For example, such brains may be able to predict things like the precise trajectory of the mug. Or perhaps whether that outdoor deck all those people are standing on is about to collapse. By having watched thousands of videos of structural failures like that on YouTube, including several videos of this exact thing, they might know all the tell-tale signs, like the overloading from too many people and the stress fractures in the wood. Models that have “experienced” much more than any single human may have extraordinary capabilities like this.
If text-based-GPT-X is like having thousands of world experts to talk to, robot-embodied-video-GPT could be like having thousands of world experts in the room with you. It could know things like survival skills, yoga, workout routines, guitar cords. It could explain and demonstrate the mechanics of these things to you (e.g., starting a fire with a magnifying glass [youtube video]). Like having an Ian Banks Culture drone or Star Wars droid with you. C3PO that knows all the languages or whatever.
To caveat, it’s hard to say how far we are from video-GPT-X. It’s possible that patching up current limitations proves extremely difficult. It’s possible text is a uniquely well-suited modality for progress here Probably true. Images/video are less semantically dense than text, You need to process many more bits to gain relevant info—perhaps thousands of irrelevant or redudant pixels to determine you are looking at a brick wall or something. I don’t see this as a roadblock to very accurate video models. It probably just means we’ll need a bit more cleverness and a lot more scale. .
But with improved hardware, larger investments, and efficiency gains, massive-scale video prediction and general physics simulators don’t seem too far on the horizon though. Seems like they’re probably worth planning for.
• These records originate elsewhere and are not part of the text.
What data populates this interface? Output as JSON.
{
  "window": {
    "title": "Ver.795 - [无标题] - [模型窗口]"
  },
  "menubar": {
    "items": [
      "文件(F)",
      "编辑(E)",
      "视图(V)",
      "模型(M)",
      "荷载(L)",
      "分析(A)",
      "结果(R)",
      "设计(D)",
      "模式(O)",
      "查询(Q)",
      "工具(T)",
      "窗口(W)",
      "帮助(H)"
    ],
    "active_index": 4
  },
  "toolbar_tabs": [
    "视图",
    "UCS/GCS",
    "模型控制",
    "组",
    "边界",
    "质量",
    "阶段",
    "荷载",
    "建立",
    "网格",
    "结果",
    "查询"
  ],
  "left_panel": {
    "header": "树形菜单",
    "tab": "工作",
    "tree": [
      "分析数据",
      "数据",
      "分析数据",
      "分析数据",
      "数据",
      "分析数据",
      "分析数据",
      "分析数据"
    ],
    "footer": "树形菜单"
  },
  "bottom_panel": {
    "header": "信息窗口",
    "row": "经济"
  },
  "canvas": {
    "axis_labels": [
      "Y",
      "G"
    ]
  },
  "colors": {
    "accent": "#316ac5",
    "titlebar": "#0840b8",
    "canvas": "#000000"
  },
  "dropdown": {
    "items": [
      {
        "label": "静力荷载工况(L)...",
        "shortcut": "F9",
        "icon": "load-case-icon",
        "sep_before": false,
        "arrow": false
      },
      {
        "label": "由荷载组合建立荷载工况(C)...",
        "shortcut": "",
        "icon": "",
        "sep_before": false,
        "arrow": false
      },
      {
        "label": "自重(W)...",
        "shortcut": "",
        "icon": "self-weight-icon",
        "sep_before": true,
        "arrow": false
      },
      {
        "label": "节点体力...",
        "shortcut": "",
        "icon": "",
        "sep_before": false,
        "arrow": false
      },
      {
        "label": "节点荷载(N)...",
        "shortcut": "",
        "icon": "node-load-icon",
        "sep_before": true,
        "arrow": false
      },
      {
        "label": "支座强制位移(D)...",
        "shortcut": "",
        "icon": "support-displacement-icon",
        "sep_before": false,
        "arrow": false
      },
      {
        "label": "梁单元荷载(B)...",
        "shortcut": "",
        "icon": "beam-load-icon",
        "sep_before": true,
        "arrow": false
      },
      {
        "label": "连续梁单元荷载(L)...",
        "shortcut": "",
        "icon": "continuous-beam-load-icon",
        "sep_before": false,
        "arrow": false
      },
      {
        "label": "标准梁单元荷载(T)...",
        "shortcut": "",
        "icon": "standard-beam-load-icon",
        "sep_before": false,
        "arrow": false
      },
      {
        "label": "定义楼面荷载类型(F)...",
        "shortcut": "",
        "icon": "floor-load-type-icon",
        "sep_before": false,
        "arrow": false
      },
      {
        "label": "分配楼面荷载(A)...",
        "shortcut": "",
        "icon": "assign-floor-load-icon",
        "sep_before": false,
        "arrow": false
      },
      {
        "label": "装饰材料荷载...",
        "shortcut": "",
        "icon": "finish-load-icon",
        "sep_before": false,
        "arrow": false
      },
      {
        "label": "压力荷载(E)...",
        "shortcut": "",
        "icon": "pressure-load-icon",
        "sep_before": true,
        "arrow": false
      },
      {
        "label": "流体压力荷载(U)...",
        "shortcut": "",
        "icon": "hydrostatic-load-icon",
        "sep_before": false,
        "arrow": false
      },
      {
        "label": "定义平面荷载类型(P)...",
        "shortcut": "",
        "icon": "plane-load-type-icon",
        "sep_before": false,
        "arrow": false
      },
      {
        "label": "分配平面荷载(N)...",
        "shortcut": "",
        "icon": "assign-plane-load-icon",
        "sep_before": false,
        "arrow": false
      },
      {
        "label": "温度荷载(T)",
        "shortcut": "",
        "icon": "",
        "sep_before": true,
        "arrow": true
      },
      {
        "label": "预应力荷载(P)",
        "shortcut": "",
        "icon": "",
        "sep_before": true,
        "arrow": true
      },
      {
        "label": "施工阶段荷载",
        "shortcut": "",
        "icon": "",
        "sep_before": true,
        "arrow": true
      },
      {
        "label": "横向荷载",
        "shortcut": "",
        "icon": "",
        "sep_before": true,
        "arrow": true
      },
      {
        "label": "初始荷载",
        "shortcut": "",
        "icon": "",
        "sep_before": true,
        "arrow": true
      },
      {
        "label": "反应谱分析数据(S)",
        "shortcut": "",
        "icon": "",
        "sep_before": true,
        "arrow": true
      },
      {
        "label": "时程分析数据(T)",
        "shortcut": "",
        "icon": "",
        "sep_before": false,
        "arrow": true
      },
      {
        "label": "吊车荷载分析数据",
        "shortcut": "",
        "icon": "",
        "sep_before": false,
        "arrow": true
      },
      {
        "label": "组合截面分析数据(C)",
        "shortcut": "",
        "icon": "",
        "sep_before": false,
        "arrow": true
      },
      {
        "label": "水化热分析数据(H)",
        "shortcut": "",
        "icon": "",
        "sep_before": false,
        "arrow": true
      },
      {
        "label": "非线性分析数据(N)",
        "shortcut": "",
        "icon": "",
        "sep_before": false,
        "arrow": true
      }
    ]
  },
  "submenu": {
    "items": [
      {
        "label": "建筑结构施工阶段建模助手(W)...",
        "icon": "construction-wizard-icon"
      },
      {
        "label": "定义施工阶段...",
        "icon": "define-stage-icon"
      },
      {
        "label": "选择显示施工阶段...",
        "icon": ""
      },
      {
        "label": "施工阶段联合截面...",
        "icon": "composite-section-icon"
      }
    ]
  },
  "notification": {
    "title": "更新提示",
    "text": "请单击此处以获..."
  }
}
Anyway, cheers, thanks for reading
(I’m happy to catch any comments, criticism, feedback you have below, or in DMs, email, etc.)